KHALID: And, Leila, that's not exactly - that vision of bipartisanship isn't exactly what some younger Democrats see when they look at the current Republican Party. But looking at tonight's lineup, there are some issues highlighted that really do matter to younger folks, especially gun control and climate change. The party's going to hear from Emma Gonzalez. She's a survivor of the high school shooting in Parkland, Fla., and is now a vocal gun control activist. And there'll also be a panel conversation with a group of young climate activists.
FADEL: So we've got those issues. But, tonight, women are being highlighted. What's - why's that?
KHALID: Well, this week marks 100 years since the 19th Amendment was ratified, giving women the right to vote, and so we're going to see that reflected in some of the programming. House Speaker Nancy Pelosi and Elizabeth Warren will speak. And, you know, as you mentioned, Hillary Clinton - who famously talked about shattering that highest glass ceiling, when she lost to President Trump - she's also going to speak. And then, of course, there's Kamala Harris, Joe Biden's newly announced running mate. And it's worth pointing out that for all the focus on the racial diversity she brings to the ticket, that there is also a sense of gender diversity that she'll bring to the ticket and that women, as a whole, are a crucial voting bloc for the Democratic Party, and they need to ensure that women voters turn up on Election Day.
FADEL: So this is Harris' biggest stage.
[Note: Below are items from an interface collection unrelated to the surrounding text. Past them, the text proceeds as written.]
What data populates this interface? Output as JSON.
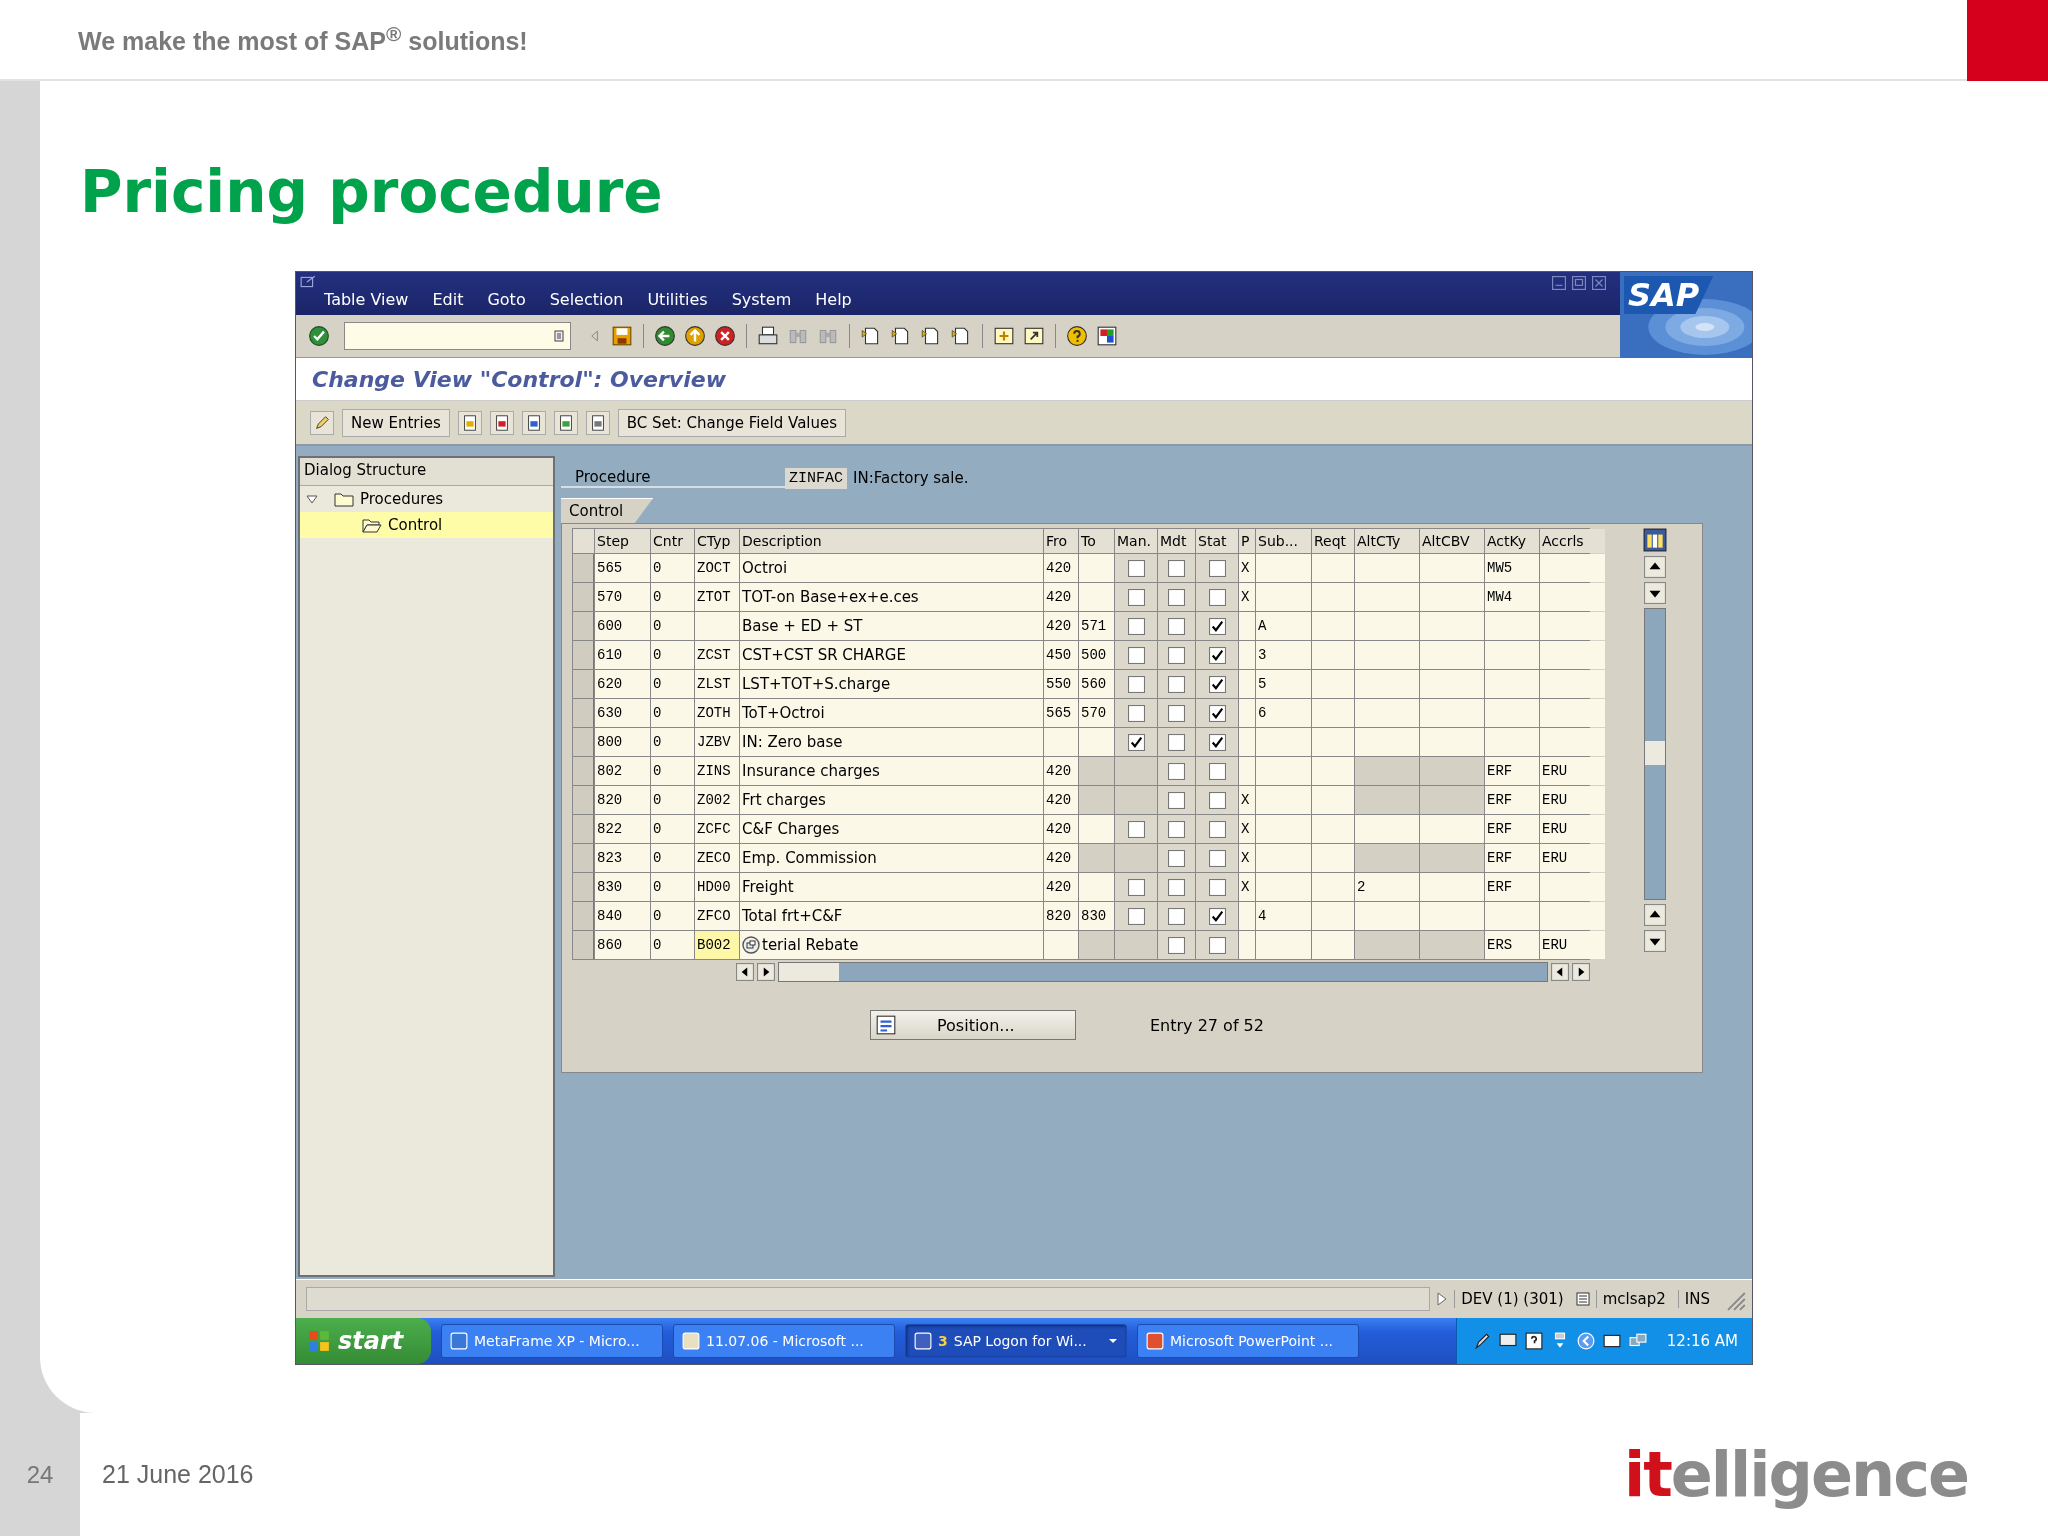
{
  "slide": {
    "tagline": "We make the most of SAP$^{®}$ solutions!",
    "title": "Pricing procedure",
    "page_number": "24",
    "date": "21 June 2016",
    "logo_parts": [
      "it",
      "elligence"
    ]
  },
  "sap": {
    "menu": [
      "Table View",
      "Edit",
      "Goto",
      "Selection",
      "Utilities",
      "System",
      "Help"
    ],
    "logo": "SAP",
    "screen_title": "Change View \"Control\": Overview",
    "new_entries_button": "New Entries",
    "bc_set_button": "BC Set: Change Field Values",
    "dialog_structure": {
      "title": "Dialog Structure",
      "tree": [
        {
          "label": "Procedures",
          "expanded": true,
          "selected": false,
          "children": [
            {
              "label": "Control",
              "selected": true
            }
          ]
        }
      ]
    },
    "procedure": {
      "label": "Procedure",
      "value": "ZINFAC",
      "description": "IN:Factory sale."
    },
    "tab": "Control",
    "table": {
      "columns": [
        "Step",
        "Cntr",
        "CTyp",
        "Description",
        "Fro",
        "To",
        "Man.",
        "Mdt",
        "Stat",
        "P",
        "Sub...",
        "Reqt",
        "AltCTy",
        "AltCBV",
        "ActKy",
        "Accrls"
      ],
      "rows": [
        {
          "step": "565",
          "cntr": "0",
          "ctyp": "ZOCT",
          "description": "Octroi",
          "fro": "420",
          "man": false,
          "mdt": false,
          "stat": false,
          "p": "X",
          "actky": "MW5",
          "locked": false,
          "focused": false
        },
        {
          "step": "570",
          "cntr": "0",
          "ctyp": "ZTOT",
          "description": "TOT-on Base+ex+e.ces",
          "fro": "420",
          "man": false,
          "mdt": false,
          "stat": false,
          "p": "X",
          "actky": "MW4",
          "locked": false,
          "focused": false
        },
        {
          "step": "600",
          "cntr": "0",
          "description": "Base + ED + ST",
          "fro": "420",
          "to": "571",
          "man": false,
          "mdt": false,
          "stat": true,
          "sub": "A",
          "locked": false,
          "focused": false
        },
        {
          "step": "610",
          "cntr": "0",
          "ctyp": "ZCST",
          "description": "CST+CST SR CHARGE",
          "fro": "450",
          "to": "500",
          "man": false,
          "mdt": false,
          "stat": true,
          "sub": "3",
          "locked": false,
          "focused": false
        },
        {
          "step": "620",
          "cntr": "0",
          "ctyp": "ZLST",
          "description": "LST+TOT+S.charge",
          "fro": "550",
          "to": "560",
          "man": false,
          "mdt": false,
          "stat": true,
          "sub": "5",
          "locked": false,
          "focused": false
        },
        {
          "step": "630",
          "cntr": "0",
          "ctyp": "ZOTH",
          "description": "ToT+Octroi",
          "fro": "565",
          "to": "570",
          "man": false,
          "mdt": false,
          "stat": true,
          "sub": "6",
          "locked": false,
          "focused": false
        },
        {
          "step": "800",
          "cntr": "0",
          "ctyp": "JZBV",
          "description": "IN: Zero base",
          "man": true,
          "mdt": false,
          "stat": true,
          "locked": false,
          "focused": false
        },
        {
          "step": "802",
          "cntr": "0",
          "ctyp": "ZINS",
          "description": "Insurance charges",
          "fro": "420",
          "mdt": false,
          "stat": false,
          "actky": "ERF",
          "accrls": "ERU",
          "locked": true,
          "focused": false
        },
        {
          "step": "820",
          "cntr": "0",
          "ctyp": "Z002",
          "description": "Frt charges",
          "fro": "420",
          "mdt": false,
          "stat": false,
          "p": "X",
          "actky": "ERF",
          "accrls": "ERU",
          "locked": true,
          "focused": false
        },
        {
          "step": "822",
          "cntr": "0",
          "ctyp": "ZCFC",
          "description": "C&F Charges",
          "fro": "420",
          "man": false,
          "mdt": false,
          "stat": false,
          "p": "X",
          "actky": "ERF",
          "accrls": "ERU",
          "locked": false,
          "focused": false
        },
        {
          "step": "823",
          "cntr": "0",
          "ctyp": "ZECO",
          "description": "Emp. Commission",
          "fro": "420",
          "mdt": false,
          "stat": false,
          "p": "X",
          "actky": "ERF",
          "accrls": "ERU",
          "locked": true,
          "focused": false
        },
        {
          "step": "830",
          "cntr": "0",
          "ctyp": "HD00",
          "description": "Freight",
          "fro": "420",
          "man": false,
          "mdt": false,
          "stat": false,
          "p": "X",
          "altcty": "2",
          "actky": "ERF",
          "locked": false,
          "focused": false
        },
        {
          "step": "840",
          "cntr": "0",
          "ctyp": "ZFCO",
          "description": "Total frt+C&F",
          "fro": "820",
          "to": "830",
          "man": false,
          "mdt": false,
          "stat": true,
          "sub": "4",
          "locked": false,
          "focused": false
        },
        {
          "step": "860",
          "cntr": "0",
          "ctyp": "B002",
          "description": "terial Rebate",
          "mdt": false,
          "stat": false,
          "actky": "ERS",
          "accrls": "ERU",
          "locked": true,
          "focused": true
        }
      ]
    },
    "position_button": "Position...",
    "entry_info": "Entry 27 of 52",
    "status_bar": {
      "system": "DEV (1) (301)",
      "server": "mclsap2",
      "mode": "INS"
    },
    "taskbar": {
      "start": "start",
      "tasks": [
        {
          "label": "MetaFrame XP - Micro...",
          "selected": false
        },
        {
          "label": "11.07.06 - Microsoft ...",
          "selected": false
        },
        {
          "count": "3",
          "label": "SAP Logon for Wi...",
          "selected": true
        },
        {
          "label": "Microsoft PowerPoint ...",
          "selected": false
        }
      ],
      "clock": "12:16 AM"
    }
  }
}
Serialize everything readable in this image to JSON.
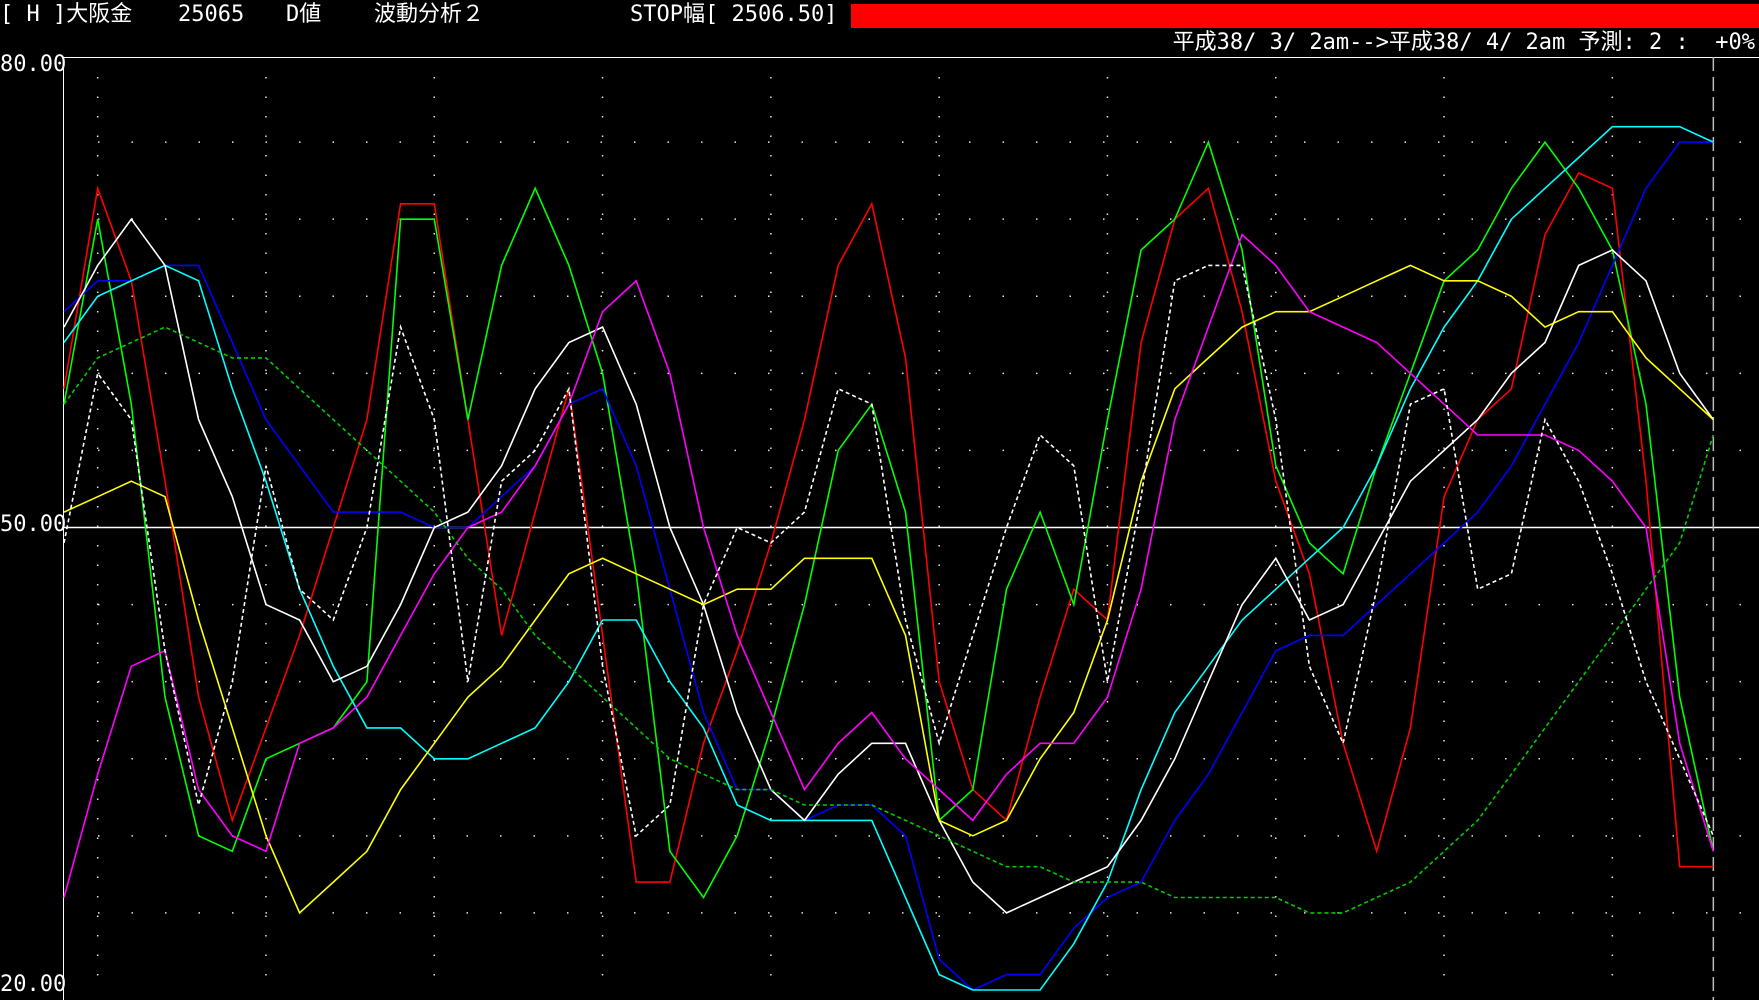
{
  "header": {
    "code": "[ H ]大阪金",
    "price": "25065",
    "mode": "D値",
    "analysis": "波動分析２",
    "stop_label": "STOP幅[ 2506.50]",
    "stop_bar_color": "#ff0000",
    "range_text": "平成38/ 3/ 2am-->平成38/ 4/ 2am 予測: 2 :  +0%"
  },
  "chart_data": {
    "type": "line",
    "ylim": [
      20,
      80
    ],
    "yticks": [
      "80.00",
      "50.00",
      "20.00"
    ],
    "midline": 50,
    "grid": "dotted",
    "x": [
      0,
      1,
      2,
      3,
      4,
      5,
      6,
      7,
      8,
      9,
      10,
      11,
      12,
      13,
      14,
      15,
      16,
      17,
      18,
      19,
      20,
      21,
      22,
      23,
      24,
      25,
      26,
      27,
      28,
      29,
      30,
      31,
      32,
      33,
      34,
      35,
      36,
      37,
      38,
      39,
      40,
      41,
      42,
      43,
      44,
      45,
      46,
      47,
      48,
      49,
      50
    ],
    "forecast_x": 49,
    "series": [
      {
        "color": "#ff0000",
        "style": "solid",
        "values": [
          59,
          72,
          66,
          53,
          39,
          31,
          37,
          43,
          50,
          57,
          71,
          71,
          57,
          43,
          51,
          59,
          43,
          27,
          27,
          36,
          42,
          49,
          57,
          67,
          71,
          61,
          40,
          33,
          31,
          39,
          46,
          44,
          62,
          70,
          72,
          64,
          53,
          47,
          36,
          29,
          37,
          52,
          57,
          59,
          69,
          73,
          72,
          53,
          28,
          28
        ]
      },
      {
        "color": "#00ff00",
        "style": "solid",
        "values": [
          58,
          70,
          58,
          39,
          30,
          29,
          35,
          36,
          37,
          40,
          70,
          70,
          57,
          67,
          72,
          67,
          60,
          47,
          29,
          26,
          30,
          37,
          45,
          55,
          58,
          51,
          31,
          33,
          46,
          51,
          45,
          57,
          68,
          70,
          75,
          68,
          54,
          49,
          47,
          54,
          60,
          66,
          68,
          72,
          75,
          72,
          68,
          58,
          39,
          29
        ]
      },
      {
        "color": "#0000ff",
        "style": "solid",
        "values": [
          64,
          66,
          66,
          67,
          67,
          62,
          57,
          54,
          51,
          51,
          51,
          50,
          50,
          52,
          54,
          58,
          59,
          54,
          46,
          38,
          33,
          33,
          31,
          32,
          32,
          30,
          22,
          20,
          21,
          21,
          24,
          26,
          27,
          31,
          34,
          38,
          42,
          43,
          43,
          45,
          47,
          49,
          51,
          54,
          58,
          62,
          67,
          72,
          75,
          75
        ]
      },
      {
        "color": "#00ffff",
        "style": "solid",
        "values": [
          62,
          65,
          66,
          67,
          66,
          59,
          53,
          46,
          41,
          37,
          37,
          35,
          35,
          36,
          37,
          40,
          44,
          44,
          40,
          37,
          32,
          31,
          31,
          31,
          31,
          26,
          21,
          20,
          20,
          20,
          23,
          27,
          33,
          38,
          41,
          44,
          46,
          48,
          50,
          54,
          59,
          63,
          66,
          70,
          72,
          74,
          76,
          76,
          76,
          75
        ]
      },
      {
        "color": "#ffffff",
        "style": "solid",
        "values": [
          63,
          67,
          70,
          67,
          57,
          52,
          45,
          44,
          40,
          41,
          45,
          50,
          51,
          54,
          59,
          62,
          63,
          58,
          50,
          45,
          38,
          33,
          31,
          34,
          36,
          36,
          31,
          27,
          25,
          26,
          27,
          28,
          31,
          35,
          40,
          45,
          48,
          44,
          45,
          49,
          53,
          55,
          57,
          60,
          62,
          67,
          68,
          66,
          60,
          57
        ]
      },
      {
        "color": "#ffff00",
        "style": "solid",
        "values": [
          51,
          52,
          53,
          52,
          44,
          37,
          30,
          25,
          27,
          29,
          33,
          36,
          39,
          41,
          44,
          47,
          48,
          47,
          46,
          45,
          46,
          46,
          48,
          48,
          48,
          43,
          31,
          30,
          31,
          35,
          38,
          44,
          53,
          59,
          61,
          63,
          64,
          64,
          65,
          66,
          67,
          66,
          66,
          65,
          63,
          64,
          64,
          61,
          59,
          57
        ]
      },
      {
        "color": "#ff00ff",
        "style": "solid",
        "values": [
          26,
          34,
          41,
          42,
          33,
          30,
          29,
          36,
          37,
          39,
          43,
          47,
          50,
          51,
          54,
          58,
          64,
          66,
          60,
          50,
          43,
          38,
          33,
          36,
          38,
          35,
          33,
          31,
          34,
          36,
          36,
          39,
          46,
          57,
          63,
          69,
          67,
          64,
          63,
          62,
          60,
          58,
          56,
          56,
          56,
          55,
          53,
          50,
          36,
          29
        ]
      },
      {
        "color": "#00cc00",
        "style": "dotted",
        "values": [
          58,
          61,
          62,
          63,
          62,
          61,
          61,
          59,
          57,
          55,
          53,
          51,
          48,
          46,
          43,
          41,
          39,
          37,
          35,
          34,
          33,
          33,
          32,
          32,
          32,
          31,
          30,
          29,
          28,
          28,
          27,
          27,
          27,
          26,
          26,
          26,
          26,
          25,
          25,
          26,
          27,
          29,
          31,
          34,
          37,
          40,
          43,
          46,
          49,
          56
        ]
      },
      {
        "color": "#ffffff",
        "style": "dotted",
        "values": [
          49,
          60,
          57,
          42,
          32,
          40,
          54,
          46,
          44,
          50,
          63,
          57,
          40,
          53,
          55,
          59,
          41,
          30,
          32,
          45,
          50,
          49,
          51,
          59,
          58,
          44,
          36,
          43,
          50,
          56,
          54,
          40,
          52,
          66,
          67,
          67,
          57,
          41,
          36,
          46,
          58,
          59,
          46,
          47,
          57,
          53,
          47,
          40,
          35,
          30
        ]
      }
    ]
  }
}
What are you expecting to hear from her tonight?
KHALID: Leila, a campaign aid said that you can expect to hear Senator Harris talk about her own life, her personal story, and how that might resonate with other Americans. So we’ll hear more, you know, perhaps, about her own personal biography, which is an unprecedented story in American politics. You know, she is the country’s first woman of color on a major party ticket. She’s the daughter of immigrants from Jamaica and India. Senator Harris also intends to lay out a vision for a more inclusive America and make the case for electing Joe Biden. You know, this is one of the primary responsibilities of a running mate, is to prosecute the case. And Senator Harris gave us a preview of what she might do in that regard last week, when she was first rolled out as Joe Biden’s running mate.
FADEL: So former President Obama is set to deliver remarks right before Harris. What might we expect from him, and how does it indicate his role in the party now?
KHALID: You know, Leila, I think he's one of the most interesting people we're going to hear from in the convention because he is one of Joe Biden's most effective surrogates, and some folks within the party see him as the possible bridge between Joe Biden and some of these younger disaffected voters. He can also obviously speak to the working relationship that they had in the White House and, specifically, Joe Biden's role in the economic recovery during the Great Recession.
FADEL: NPR political correspondent Asma Khalid. Thanks, Asma. Transcript provided by NPR, Copyright NPR.